[Start of section]

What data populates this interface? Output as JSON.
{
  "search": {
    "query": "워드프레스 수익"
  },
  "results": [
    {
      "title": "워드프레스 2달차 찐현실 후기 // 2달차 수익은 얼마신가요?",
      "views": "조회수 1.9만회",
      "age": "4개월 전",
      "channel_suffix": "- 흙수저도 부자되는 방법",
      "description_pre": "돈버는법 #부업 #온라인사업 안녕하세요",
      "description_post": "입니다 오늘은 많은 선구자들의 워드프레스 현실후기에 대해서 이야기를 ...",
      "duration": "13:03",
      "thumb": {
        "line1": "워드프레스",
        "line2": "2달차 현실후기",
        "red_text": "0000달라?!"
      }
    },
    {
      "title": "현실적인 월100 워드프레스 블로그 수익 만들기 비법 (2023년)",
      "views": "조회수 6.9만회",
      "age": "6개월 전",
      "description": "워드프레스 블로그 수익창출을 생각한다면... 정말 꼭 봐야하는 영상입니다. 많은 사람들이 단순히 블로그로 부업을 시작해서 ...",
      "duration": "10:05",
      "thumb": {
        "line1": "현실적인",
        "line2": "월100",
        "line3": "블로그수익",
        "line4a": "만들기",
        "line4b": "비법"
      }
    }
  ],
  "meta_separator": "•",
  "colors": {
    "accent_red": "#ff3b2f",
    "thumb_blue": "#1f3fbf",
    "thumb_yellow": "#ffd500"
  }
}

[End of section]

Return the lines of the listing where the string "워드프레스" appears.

    "query": "워드프레스 수익"
      "title": "워드프레스 2달차 찐현실 후기 // 2달차 수익은 얼마신가요?",
      "description_post": "입니다 오늘은 많은 선구자들의 워드프레스 현실후기에 대해서 이야기를 ...",
        "line1": "워드프레스",
      "title": "현실적인 월100 워드프레스 블로그 수익 만들기 비법 (2023년)",
      "description": "워드프레스 블로그 수익창출을 생각한다면... 정말 꼭 봐야하는 영상입니다. 많은 사람들이 단순히 블로그로 부업을 시작해서 ...",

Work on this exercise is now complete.